School of Rock


I was inpired by my friend Inge's double exposures so I thought I would try my hand at doing some intentional ones with my Holga. There were a couple of keepers on the roll. Here is one. I took this in Portland on Hawthorne. First I took a photo of the "School of Rock" sign and then I turned around and took a shot of a poster-covered telephone pole. 

I had a lot of fun with this! I will try it again, for sure. I think I also want to give my Holga more attention too.  

If you love doing film swaps and double exposures you should join us here at the Facebook group that Inge set up (and that I'm helping out as admin).  

A return to my childhood

A couple of weeks ago I was on a mission. This mission involved visiting all of the thrift and antique stores in Sandy to find this thing I was looking for. I didn't find what I was looking for in the thrift stores but I found a lot of other great things. I found lots and lots of old cameras. I resisted temptation for most of it but this one I had to buy. To my credit, I waited an entire day to let it simmer before I went back to the Goodwill to buy this old camera. It is a Keystone Pocketflash 106 and I picked it up for $2.99. I decided I needed it because several months ago I accidentally bought<a href="" target="_blank"> 110 film from Lomography</a>. I thought it might be fun to use it. I bought a film called <a href="" target="_blank">Lobster Redscale</a>.

I can't express how giddy it makes me to hold this camera in my hands. I had one very similar to this when I was a kid, it was the camera I cut my teeth on. I took photos of everything with it! It was a blast to play around with this. It even has a flash! I am a happy girl.

The photos are terrible quality, as they always have been with these types of cameras but, still. There are a few from the roll that are passable. These I took at <a href=",_Portland,_Oregon" target="_blank">Cathedral Park</a> in Portland, Oregon.

Sandy River Delta

I mentioned in this post that I brought my Holga with me on our hike at the Sandy River Delta. I finally got the film developed and scanned the negatives. I am getting better at scanning medium format negatives with my film scanner. I also learned that I had the settings all wrong for black and white which made the last batch of black and white negatives look weird. I'm going to re-scan them at some point (note to self). . Anyway, I am super happy with how these turned out! Seriously. I am in love with black and white film. I don't know if I want to ever go back to digital. I just love it that much. I love that this is how it looks pretty much out of the camera. Admittedly, I adjusted contrast and maybe exposure ever so slightly, but that is it.

I brought a roll of black and white film, Kodak Tmax 400 35mm,  to the beach with me yesterday.  I noticed the differences between shooting with film vs the immediacy of digital. With film you have to let go the notion of being a control freak. It's more about taking the shot and then letting it go. You take your shot and hope for the best and then wait (sometimes weeks or months) to see what it looks like. And there is something magical about  that space of time in between taking the shot and seeing the image.  It's like waiting for Santa. Sometimes you are disappointed but sometimes you are happy beyond your wildest imagination.

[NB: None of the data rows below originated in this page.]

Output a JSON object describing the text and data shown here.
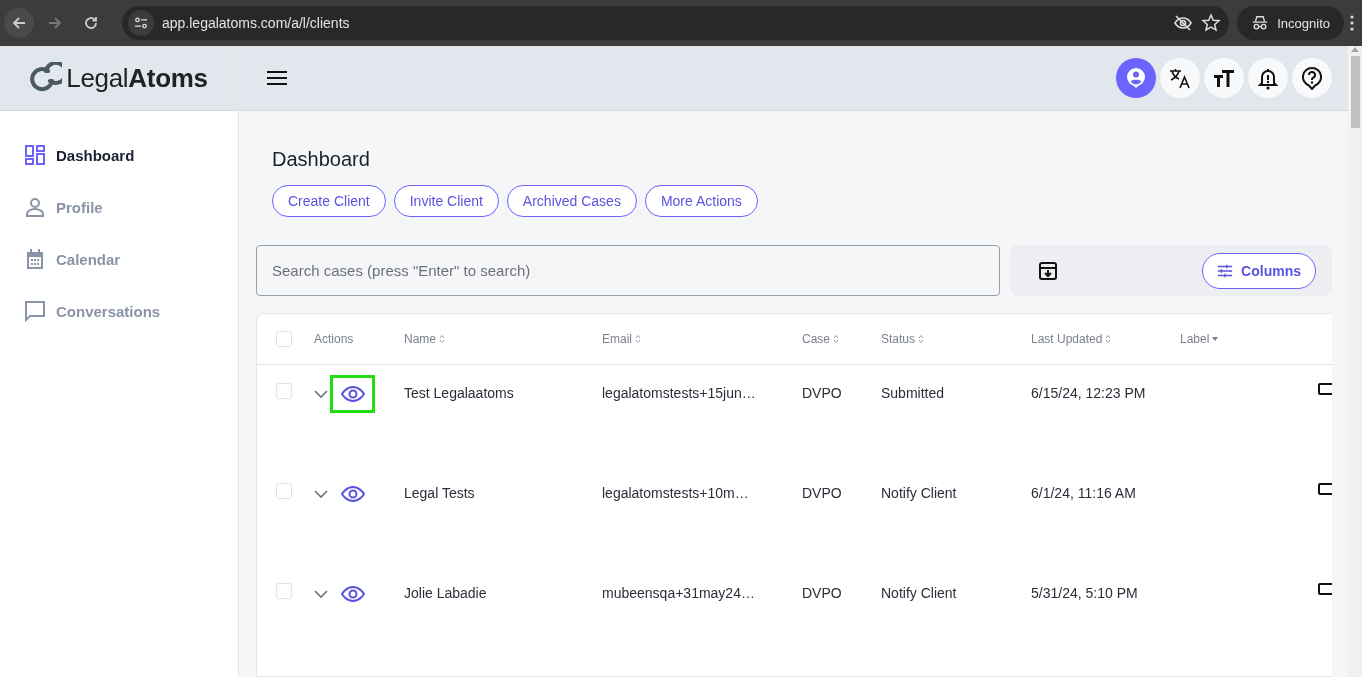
{
  "browser": {
    "url": "app.legalatoms.com/a/l/clients",
    "profile_label": "Incognito"
  },
  "logo": {
    "text": "Legal**Atoms**"
  },
  "header_buttons": [
    {
      "kind": "profile",
      "selected": true
    },
    {
      "kind": "translate",
      "selected": false
    },
    {
      "kind": "text-size",
      "selected": false
    },
    {
      "kind": "bell",
      "selected": false
    },
    {
      "kind": "help",
      "selected": false
    }
  ],
  "sidebar": {
    "items": [
      {
        "label": "Dashboard",
        "kind": "dashboard",
        "selected": true
      },
      {
        "label": "Profile",
        "kind": "profile",
        "selected": false
      },
      {
        "label": "Calendar",
        "kind": "calendar",
        "selected": false
      },
      {
        "label": "Conversations",
        "kind": "conversations",
        "selected": false
      }
    ]
  },
  "page": {
    "title": "Dashboard",
    "actions": [
      "Create Client",
      "Invite Client",
      "Archived Cases",
      "More Actions"
    ]
  },
  "search": {
    "placeholder": "Search cases (press \"Enter\" to search)"
  },
  "columns_button": "Columns",
  "table": {
    "all_checked": false,
    "columns": [
      {
        "label": "Actions",
        "kind": "plain"
      },
      {
        "label": "Name",
        "kind": "sortable"
      },
      {
        "label": "Email",
        "kind": "sortable"
      },
      {
        "label": "Case",
        "kind": "sortable"
      },
      {
        "label": "Status",
        "kind": "sortable"
      },
      {
        "label": "Last Updated",
        "kind": "sortable"
      },
      {
        "label": "Label",
        "kind": "dropdown"
      }
    ],
    "rows": [
      {
        "checked": false,
        "highlighted": true,
        "name": "Test Legalaatoms",
        "email": "legalatomstests+15jun…",
        "case": "DVPO",
        "status": "Submitted",
        "last_updated": "6/15/24, 12:23 PM"
      },
      {
        "checked": false,
        "highlighted": false,
        "name": "Legal Tests",
        "email": "legalatomstests+10m…",
        "case": "DVPO",
        "status": "Notify Client",
        "last_updated": "6/1/24, 11:16 AM"
      },
      {
        "checked": false,
        "highlighted": false,
        "name": "Jolie Labadie",
        "email": "mubeensqa+31may24…",
        "case": "DVPO",
        "status": "Notify Client",
        "last_updated": "5/31/24, 5:10 PM"
      }
    ]
  }
}
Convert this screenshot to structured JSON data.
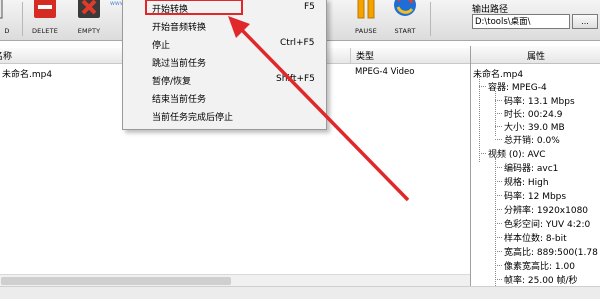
{
  "toolbar": {
    "add_label": "D",
    "delete_label": "DELETE",
    "empty_label": "EMPTY",
    "pause_label": "PAUSE",
    "start_label": "START",
    "watermark": "www.pc0359.cn",
    "output_label": "输出路径",
    "output_path": "D:\\tools\\桌面\\",
    "browse_label": "...",
    "colors": {
      "delete_red": "#e6332a",
      "empty_red": "#d8281f",
      "pause_orange": "#f5a200",
      "start_blue": "#1e6ed8",
      "start_red": "#e04030"
    }
  },
  "file_list": {
    "col_name": "名称",
    "col_type": "类型",
    "rows": [
      {
        "name": "未命名.mp4",
        "type": "MPEG-4 Video"
      }
    ]
  },
  "context_menu": {
    "items": [
      {
        "label": "开始转换",
        "shortcut": "F5",
        "highlighted": true
      },
      {
        "label": "开始音频转换",
        "shortcut": ""
      },
      {
        "label": "停止",
        "shortcut": "Ctrl+F5"
      },
      {
        "label": "跳过当前任务",
        "shortcut": ""
      },
      {
        "label": "暂停/恢复",
        "shortcut": "Shift+F5"
      },
      {
        "label": "结束当前任务",
        "shortcut": ""
      },
      {
        "label": "当前任务完成后停止",
        "shortcut": ""
      }
    ],
    "highlight_color": "#e0282a"
  },
  "properties": {
    "title": "属性",
    "root": "未命名.mp4",
    "container_node": "容器: MPEG-4",
    "container_items": [
      "码率: 13.1 Mbps",
      "时长: 00:24.9",
      "大小: 39.0 MB",
      "总开销: 0.0%"
    ],
    "video_node": "视频 (0): AVC",
    "video_items": [
      "编码器: avc1",
      "规格: High",
      "码率: 12 Mbps",
      "分辨率: 1920x1080",
      "色彩空间: YUV 4:2:0",
      "样本位数: 8-bit",
      "宽高比: 889:500(1.78",
      "像素宽高比: 1.00",
      "帧率: 25.00 帧/秒"
    ]
  }
}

Film used: Kodak Tmax 400 Camera used: Holga

Source: http://monismithphotography.files.wordpres...

On capturing moments

When I bought my Holga to the beach with me on Christmas, I bought a roll of color film and a roll of black & white film. Since it was a beautiful day I decided to shoot the color roll first. I took the black & white roll with me on our trip to Long Beach over Christmas. It is crazy how quickly 12 frames goes by. I'm spoiled by digital photography and the compulsion to take shot after shot of the same thing. Film photography is going to force me to be a bit more cognizant of my present moment and what I decide to shoot for each frame. Related to that, I had forgotten how expensive film photography is! I did not get prints made from any of my negatives but I did have them scan them onto a CD so I could have digital copies. I am saving my money for a film/negative scanner so I can do this myself. When Raf and I were looking at these he remarked that he really felt that film photography has much more depth than digital photography, and really noticed it with the black & white shots. I could totally see what he was talking about and I have to agree with him. There is something about that image being burned into film that gives it way more depth than what you get with a series of zeros and ones (digital photography).

The fact of the matter (and now I'm going to get all metaphysical) is that in film photography the light (or the energy) of a particular moment is actually being burned into the film. So, essentially, that moment is that photograph. Does that make sense? Perhaps I've been listening too much to the crazy people who talk to me at the library. But I do think it is an interesting thought. Something to ponder, anyway.

Film used: Kodak Tmax 400 Camera used: Holga